Discussion in 'General Survival and Preparedness' started by Tango3, Jan 18, 2009.
Can any one recommend a good book on wild edibles (plants) found in North America?
Peterson's Field Guides
Edible Wild Plants (eastern/central North America), they also have a medicinal plant field guide.
at the back of this book there is a fairly extensive reference section w ~30 other related books. If you'd like I can scan it and post it. the ref page that is.
The FOXFIRE books offer a lot of info on plain living. #3 covers summer and fall wild plant foods.
Here's one you might want to look at, Tango. It's Wild Food Plants of Indiana and Adjacent States. I figger the adjacent parts got ya.
Amazon.com: Wild Food Plants of Indiana & Adjacent States (9781425969974): Alan McPherson: Books@@AMEPARAM@@http://ecx.images-amazon.com/images/I/51N3bBt5fQL.@@AMEPARAM@@51N3bBt5fQL
I guess it really all depends on where you happen to be at the time....

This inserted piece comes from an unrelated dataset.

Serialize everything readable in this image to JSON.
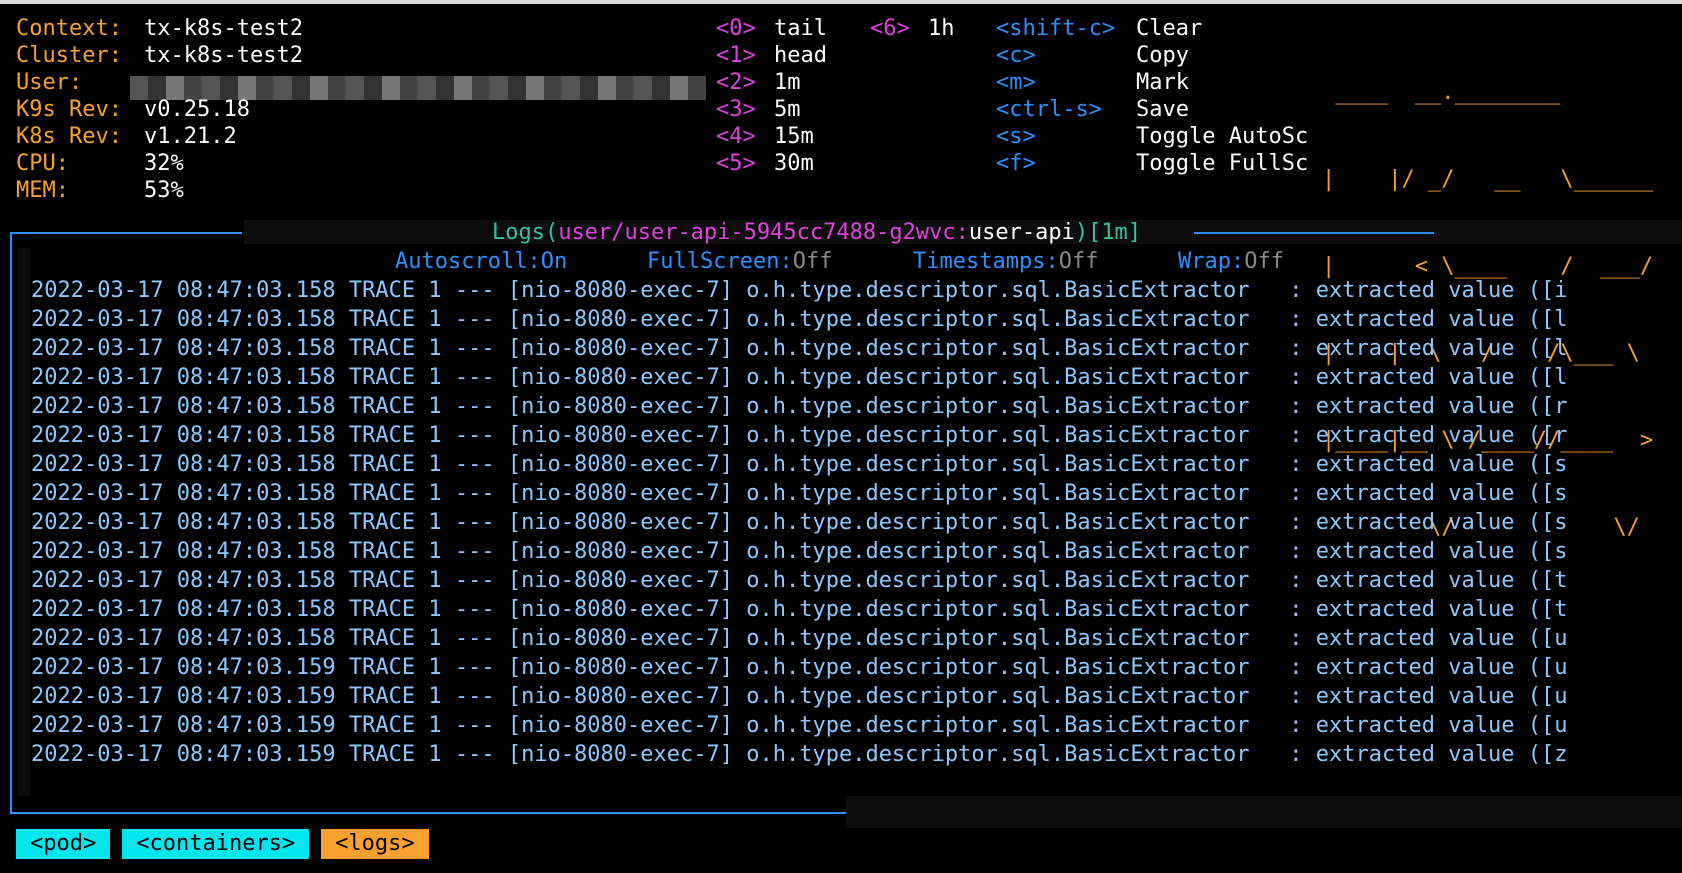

I just dropped $600.00 on ebay, for a lot of books on medicinal and wild edibles....
Now, I'd hate to try to explain that idea to anyone, especially myself!
I plan on moving into a waste land of the southwestern desert.
(good place to hide out, no one else would dare to venture into that nightmare!)
Not much out there to chomp on, except a few lizards, rattlesnakes, and scorpions...
But, they go down ok with a salad of cacti!
Love dem prickly pears, ('cept those darned little seeds!)
Now, If I can only find an Apache, or Navajo Medicine Man, to show me the ropes, I'm good to go!
(I did notice that a lot of the books I'd bought, refer to the northwest, all along the north and southern parts of the eastern coastal regions, and the middle states of the U.S., where there's much more abundant foilage, and water!)
Guess I'll start. First, some that I do not have current photos of. Mango, lychee, longan, sea asparagus, bananas and...
Went out today picking black berry with Bella and scout
Wasp larva the other other white meat
Try them they are good
A great source of protein vitamins minerals and oils. here is a video on wild jungle peanuts
Here is a site that lists plants by state
How many of them can you recognize in your state? In Arizona there were 21 I did not know were edible....
It is Spring and with Spring comes dandelions. Many view dandelions as noxious weeds that they spray with Round-up or dig out and wish they would...
Name off some hard core survival food. Here some of found at Wal-Mart today, meal worms and Sun flower seed
I want to grow vegetables and herbs indoors. Plants that I have started indoors in the past have been thin reaching seedlings that look unhealthy....
OK, State = Arizona
Elevation 5,000 feet
Summer Temps 80-100 max
Winter Temps 20-30 min
I've got lots of chain link that I can train them on....
I challenge all monkeys to locate and name 3 wild edibles in your immediate location. SHTF, garden failed and you need to eat. Look around,...
ISSUU - Sep 2015 - Milling and Grain magazine by Perendale Publishers
Uses for Duckweed | Duckweed Gardening
Cleans waste water,...
These look amazing. Nothing like venison.
5 of Our Favorite Mouth-Watering Venison Slow Cooker Recipes
Crockpot Venison Stew
In the 1970's when I first came to New Hampshire I had several jobs. One, for a couple of years, was in a plant that made apple juice and...
I need a new shade tree in the side yard and was looking at what kind of mesquite tree to plant so we can harvest the beans in the fall.
Really want to try this. Imagine growing a head of lettuce from the part you usually throw away.
These 8 vegetables you can reuse even after...
Found this information a received permission to re-post. We discuss plants for survival, identification and eating for survival. Trees also can be...
Chickweed is an edible wild weed, that grows in most of parts of North America. The tender young leaves are a tasty addition to salads, and the...
19 pages, colored illustrations
112 pages, no copyright
Color images, description, uses. Good guide.
Copyright 1939, The Macmillan Co.
Twelfth Printing 1962.
Author: Oliver Perry Medsger
Introduction by: Ernst Thompson Seton
Illustrated with 80...
Separate names with a comma.